We had a tough time. ‘You Better Run’ and ‘Come On Up’ came out. And, thank God, this woman came into my life and we started with ‘I’ve Been Lonely To Long.’ And, with ‘I’ve Been Lonely To Long’ and ‘Groovin’ at that point in my life I fell in love and I found a muse. It was just gaga land. I was gone. All of those love songs were about this one particular person. And it was so interesting and the culmination was ‘How Can I Be Sure.’ And then it was over. Things happen for a reason and the reason was to write those songs. That is what she was there for. The word muse is real. The stories were genuinely about being in love.  There’s a certain divine thing that happens in every group. And Gene just fit. Initially he wasn’t funky but he learned. Dino was a wild horse drummer.

Q: The important contributions in the studio of arranger Arif Mardin and engineer Tom Dowd.

A: And between Arif and Tommy they calmed it down. I didn’t have my recording chops together but Tom did. We overplayed, like all young kids and learned to chill.  Atlantic Records. The thing was that it was not a corporate entity. The studios were open to anyone. Nobody to keep out. One day Otis Redding sticks his heads in and says, ‘My God! They are white.’ Which I loved. That was cool. At Atlantic studio everyone was jealous of us because we had eight-track. Can you imagine that? This is where you put the genius of Tommy Dowd. Forget it. They just knew and had tricks they had developed on the four-tracks that we kind of inherited and learned.

I learned from watching Tom. For example, you put the low bass and the high tambourine on the same track. And you can kind of make a change with EQ’s rather than overdubs and all that. Because we didn’t have any tracks. Stuff like that. Where to put stuff and how to blend stuff. And don’t forget, stereo came in during that period of time. I found out that John F. Kennedy used to fly Tommy to the White House to do his press conferences. ‘Cause he was so enamored with his idea of stereo.

Q: Do you have a theory why the music business really changed during the seventies and corporate rock mentality overtook the retail sales charts and radio airwaves?

A: Once the seventies started, after Woodstock, and in my opinion, it was all over. Corporations came into the fold right after Woodstock, ’Hey man there’s money to be made here.’ Atlantic Records was a tiny label and then WEA. There was no money in the rock and roll business until after Woodstock. Led Zeppelin, I think, really broke the door open for money. OK. Now there’s money. Who comes in? The greed heads come in and do what I always call corporate rock.

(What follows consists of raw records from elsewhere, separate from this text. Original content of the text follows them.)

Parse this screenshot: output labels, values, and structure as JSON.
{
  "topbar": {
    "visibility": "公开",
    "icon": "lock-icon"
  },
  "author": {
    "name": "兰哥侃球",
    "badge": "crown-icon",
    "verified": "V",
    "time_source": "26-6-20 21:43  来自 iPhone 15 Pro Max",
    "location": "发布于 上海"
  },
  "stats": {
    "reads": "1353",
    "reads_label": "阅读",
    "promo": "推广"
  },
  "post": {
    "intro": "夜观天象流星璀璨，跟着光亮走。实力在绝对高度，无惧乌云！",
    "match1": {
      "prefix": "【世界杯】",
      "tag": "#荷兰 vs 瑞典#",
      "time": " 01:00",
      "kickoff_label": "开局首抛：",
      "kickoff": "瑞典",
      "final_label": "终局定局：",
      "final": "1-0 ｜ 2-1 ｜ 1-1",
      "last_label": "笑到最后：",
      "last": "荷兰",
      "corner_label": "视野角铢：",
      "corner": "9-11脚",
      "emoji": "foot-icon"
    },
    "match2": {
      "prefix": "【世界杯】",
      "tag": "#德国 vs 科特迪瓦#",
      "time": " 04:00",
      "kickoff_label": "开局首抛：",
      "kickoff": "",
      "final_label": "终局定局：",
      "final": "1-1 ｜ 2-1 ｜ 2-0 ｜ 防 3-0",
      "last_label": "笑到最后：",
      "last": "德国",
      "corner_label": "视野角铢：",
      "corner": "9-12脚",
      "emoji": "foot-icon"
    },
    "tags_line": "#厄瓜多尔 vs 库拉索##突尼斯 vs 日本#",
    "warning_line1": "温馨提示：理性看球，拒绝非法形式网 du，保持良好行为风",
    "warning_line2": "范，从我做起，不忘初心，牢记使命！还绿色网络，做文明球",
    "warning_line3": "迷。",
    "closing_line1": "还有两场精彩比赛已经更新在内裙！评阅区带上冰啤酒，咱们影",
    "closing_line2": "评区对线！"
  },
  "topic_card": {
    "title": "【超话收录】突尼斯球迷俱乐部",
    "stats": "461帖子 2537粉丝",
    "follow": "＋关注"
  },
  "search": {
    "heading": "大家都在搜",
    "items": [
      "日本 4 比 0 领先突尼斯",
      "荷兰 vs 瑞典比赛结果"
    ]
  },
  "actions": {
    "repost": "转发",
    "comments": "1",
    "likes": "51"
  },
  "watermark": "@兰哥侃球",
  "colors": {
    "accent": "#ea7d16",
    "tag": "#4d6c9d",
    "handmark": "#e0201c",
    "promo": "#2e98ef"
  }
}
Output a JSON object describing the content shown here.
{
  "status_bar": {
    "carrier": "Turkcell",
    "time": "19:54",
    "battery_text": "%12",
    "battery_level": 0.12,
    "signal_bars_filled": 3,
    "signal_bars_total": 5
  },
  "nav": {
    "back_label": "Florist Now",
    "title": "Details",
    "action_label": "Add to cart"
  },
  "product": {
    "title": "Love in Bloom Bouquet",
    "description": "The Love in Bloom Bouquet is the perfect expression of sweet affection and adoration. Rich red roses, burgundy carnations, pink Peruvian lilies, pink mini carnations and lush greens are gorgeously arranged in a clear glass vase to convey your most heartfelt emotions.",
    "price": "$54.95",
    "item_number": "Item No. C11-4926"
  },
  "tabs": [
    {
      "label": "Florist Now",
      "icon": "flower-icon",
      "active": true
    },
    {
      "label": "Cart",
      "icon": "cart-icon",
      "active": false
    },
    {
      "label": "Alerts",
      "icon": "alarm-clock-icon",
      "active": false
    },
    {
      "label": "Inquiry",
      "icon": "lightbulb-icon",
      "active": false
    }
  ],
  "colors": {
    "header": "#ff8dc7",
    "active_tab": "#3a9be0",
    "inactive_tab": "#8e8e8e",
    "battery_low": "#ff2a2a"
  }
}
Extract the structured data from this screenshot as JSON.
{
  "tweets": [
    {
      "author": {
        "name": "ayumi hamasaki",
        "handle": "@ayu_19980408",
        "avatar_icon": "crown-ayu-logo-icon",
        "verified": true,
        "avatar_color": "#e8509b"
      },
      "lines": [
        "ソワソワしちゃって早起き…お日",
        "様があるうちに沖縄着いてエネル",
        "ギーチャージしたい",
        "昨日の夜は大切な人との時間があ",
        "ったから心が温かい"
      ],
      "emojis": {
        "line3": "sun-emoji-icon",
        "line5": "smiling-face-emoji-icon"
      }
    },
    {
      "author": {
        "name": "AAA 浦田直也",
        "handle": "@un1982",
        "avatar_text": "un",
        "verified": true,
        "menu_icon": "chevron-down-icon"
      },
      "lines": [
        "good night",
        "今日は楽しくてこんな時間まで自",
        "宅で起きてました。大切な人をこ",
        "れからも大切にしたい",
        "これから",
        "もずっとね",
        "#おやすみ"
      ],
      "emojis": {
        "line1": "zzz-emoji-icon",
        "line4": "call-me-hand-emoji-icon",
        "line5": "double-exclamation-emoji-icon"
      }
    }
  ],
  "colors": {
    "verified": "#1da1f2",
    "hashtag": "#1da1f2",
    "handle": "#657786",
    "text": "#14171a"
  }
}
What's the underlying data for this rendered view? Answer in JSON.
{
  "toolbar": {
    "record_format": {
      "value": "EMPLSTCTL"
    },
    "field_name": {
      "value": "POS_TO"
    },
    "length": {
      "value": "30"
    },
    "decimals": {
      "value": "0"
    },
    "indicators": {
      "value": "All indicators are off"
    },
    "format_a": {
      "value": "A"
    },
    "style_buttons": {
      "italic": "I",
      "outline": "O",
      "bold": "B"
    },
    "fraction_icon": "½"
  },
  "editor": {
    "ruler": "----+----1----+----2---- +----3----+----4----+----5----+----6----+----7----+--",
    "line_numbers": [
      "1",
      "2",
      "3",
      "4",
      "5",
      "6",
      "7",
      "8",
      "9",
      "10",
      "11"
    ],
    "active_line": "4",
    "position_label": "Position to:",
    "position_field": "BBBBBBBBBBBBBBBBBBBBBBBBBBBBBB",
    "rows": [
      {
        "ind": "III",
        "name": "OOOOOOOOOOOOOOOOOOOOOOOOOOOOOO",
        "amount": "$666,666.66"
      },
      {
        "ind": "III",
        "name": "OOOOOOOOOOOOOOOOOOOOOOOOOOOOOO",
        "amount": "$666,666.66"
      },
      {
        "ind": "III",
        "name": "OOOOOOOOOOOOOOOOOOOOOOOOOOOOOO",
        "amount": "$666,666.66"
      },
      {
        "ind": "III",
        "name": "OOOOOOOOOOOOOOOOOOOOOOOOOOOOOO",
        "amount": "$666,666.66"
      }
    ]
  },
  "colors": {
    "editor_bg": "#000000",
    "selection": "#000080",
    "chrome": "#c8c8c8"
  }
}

Which, man, let me tell you, that is exactly what we have now. Corporate production. What are you gonna do? But still, there’s these little pockets of independent people who are making good music.

Photos by Scott Huber, via Facebook

Harvey Kubernik is the author of 20 books, including Leonard Cohen: Everybody Knows published in 2014 and Neil Young Heart of Gold during 2015.  Kubernik also authored 2009’s Canyon Of Dreams: The Magic And The Music Of Laurel Canyon and 2014’s Turn Up The Radio! Rock, Pop and Roll In Los Angeles 1956-1972.  Sterling/Barnes and Noble in 2018 published Harvey and Kenneth Kubernik’s The Story Of The Band: From Big Pink To The Last Waltz. For November 2021 they wrote Jimi Hendrix: Voodoo Child for Sterling/Barnes and Noble.     Otherworld Cottage Industries in 2020 published Harvey’s book, Docs That Rock, Music That Matters, featuring interviews with D.A. Pennebaker, Chris Hegedus, Albert Maysles, Murray Lerner, Morgan Neville, Dr. James Cushing, Curtis Hanson, Michael Lindsay-Hogg, Andrew Loog Oldham, Dick Clark, Ray Manzarek, John Densmore, Robby Krieger, Travis Pike, Allan Arkush, and David Leaf, among others.  Kubernik’s writings are in several book anthologies, including The Rolling Stone Book Of The Beats and Drinking With Bukowski. Harvey wrote the liner note booklets to the CD re-releases of Carole King’s Tapestry, Allen Ginsberg’s Kaddish, Elvis Presley The ’68 Comeback Special and The Ramones’ End of the Century. Kubernik is active in the music documentary world. During 2020 Harvey served as a Consultant on the 2-part documentary Laurel Canyon: A Place in Time directed by Alison Ellwood.